There are two possible risks when transferring ownership with a seller’s promissory note. One, the seller is putting full faith in the buying veterinarian that the practice will continue to thrive and be profitable over time. Objectively, the practice would continue to grow and repaying the note to the seller should be simple. Two, the amount of tax drag on cash can make the transfer incredibly inefficient. When selling through a promissory note, there is what we call a “double taxation” that occurs. In the eyes of the IRS, the practice will be sold for a predetermined amount in the beginning. Since ownership is now transferred to the buying veterinarian, they are granted all rights to the future profits of the veterinary practice. The seller must now be paid using these profits. As the practice earns profits the buying veterinarian pays income tax (and state income tax depending on the state) first BEFORE paying the selling veterinarian. The payment for the purchase is then made to the selling veterinarian through the taxed profits. When the selling veterinarian receives payment, they are now obligated to pay capital gains tax which can often be less than income tax. In this scenario, the buyer could be sending every dollar of profit to the seller depending on the agreed upon purchase price in the beginning.

There are ways to get around double taxation by using multiple techniques at once such as the Lowest Defensible Value, direct payments, deferred compensation, and gifting.

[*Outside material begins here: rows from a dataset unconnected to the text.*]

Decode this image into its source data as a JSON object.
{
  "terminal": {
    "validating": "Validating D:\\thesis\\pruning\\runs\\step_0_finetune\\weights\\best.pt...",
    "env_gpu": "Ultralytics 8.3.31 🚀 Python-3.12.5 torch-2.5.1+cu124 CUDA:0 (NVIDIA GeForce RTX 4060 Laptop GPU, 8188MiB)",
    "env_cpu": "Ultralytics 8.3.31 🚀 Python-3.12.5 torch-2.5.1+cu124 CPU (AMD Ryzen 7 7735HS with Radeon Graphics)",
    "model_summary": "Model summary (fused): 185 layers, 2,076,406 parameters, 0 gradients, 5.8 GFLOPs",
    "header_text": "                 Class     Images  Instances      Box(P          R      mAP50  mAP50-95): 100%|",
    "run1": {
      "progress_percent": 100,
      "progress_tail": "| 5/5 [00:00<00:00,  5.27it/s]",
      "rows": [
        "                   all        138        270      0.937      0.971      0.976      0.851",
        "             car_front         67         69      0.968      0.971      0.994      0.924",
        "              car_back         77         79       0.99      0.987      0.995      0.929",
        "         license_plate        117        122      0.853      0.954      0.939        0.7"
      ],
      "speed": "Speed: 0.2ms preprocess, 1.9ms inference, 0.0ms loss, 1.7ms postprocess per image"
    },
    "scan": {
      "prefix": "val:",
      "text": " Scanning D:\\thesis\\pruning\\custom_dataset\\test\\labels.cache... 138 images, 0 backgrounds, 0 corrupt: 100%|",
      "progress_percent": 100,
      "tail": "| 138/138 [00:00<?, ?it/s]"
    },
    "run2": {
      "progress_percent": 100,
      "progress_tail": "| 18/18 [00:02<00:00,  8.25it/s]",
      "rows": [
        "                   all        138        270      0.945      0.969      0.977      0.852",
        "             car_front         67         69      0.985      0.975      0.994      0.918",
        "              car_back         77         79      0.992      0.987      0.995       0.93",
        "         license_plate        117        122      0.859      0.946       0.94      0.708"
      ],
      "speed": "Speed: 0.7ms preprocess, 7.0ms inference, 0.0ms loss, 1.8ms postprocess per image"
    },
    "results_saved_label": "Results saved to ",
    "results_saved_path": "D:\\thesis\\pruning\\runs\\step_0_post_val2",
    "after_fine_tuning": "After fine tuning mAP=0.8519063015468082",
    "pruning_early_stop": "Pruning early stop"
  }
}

The ideal time to start the transition of ownership to another veterinarian is 10 years but sometimes can be doable in a harried 5 years.

Pulling things together

We explored three crucial topics that should be addressed with great detail before jumping in feet first to transition ownership to another veterinarian or employee. The transfer of ownership is a big deal for many because this could be the biggest transaction in their life, there are no “do-overs,” and mistakes can happen without strategic and cautious planning in advance.

Tom Seeko, CExP™ is a Certified Exit Planner and cofounder of Florida Veterinary Advisors, a national business and personal financial planning firm that specializes working with owners, veterinarians, and their teams. Tom and his team want to provide a different way of thinking, to make financial decisions easy, so you can spend time doing the things that you love. He is the cohost of a weekly podcast called The Smarter Vet Financial Podcast, national speaker, author, husband, father, and huge animal lover.

This material is intended for general public use. By providing this content, Park Avenue Securities LLC and your financial representative are not undertaking to provide investment advice or make a recommendation for a specific individual or situation, or to otherwise act in a fiduciary capacity. The information should be relied upon only when coordinated with individual professional advice. Guardian, its subsidiaries, agents, and employees do not provide tax, legal, or accounting advice. Consult your tax, legal, or accounting professional regarding your individual situation.

Tom is a Registered Representative and Financial Advisor of Park Avenue Securities LLC (PAS). Securities products and advisory services offered through PAS, member FINRA, SIPC. Financial Representative of The Guardian Life Insurance Company of America® (Guardian), New York, NY. PAS is a wholly owned subsidiary of Guardian. Florida Veterinary Advisors is not an affiliate or subsidiary of PAS or Guardian. California Insurance License #0K80141. Florida Veterinary Advisors is not registered in any state or with the U.S. Securities and Exchange Commission as a Registered Investment Advisor. The individuals associated with Florida Veterinary Advisors do not maintain specialized licenses or qualifications for the financial services provided to veterinary professionals. 2024-171642 Exp 3/26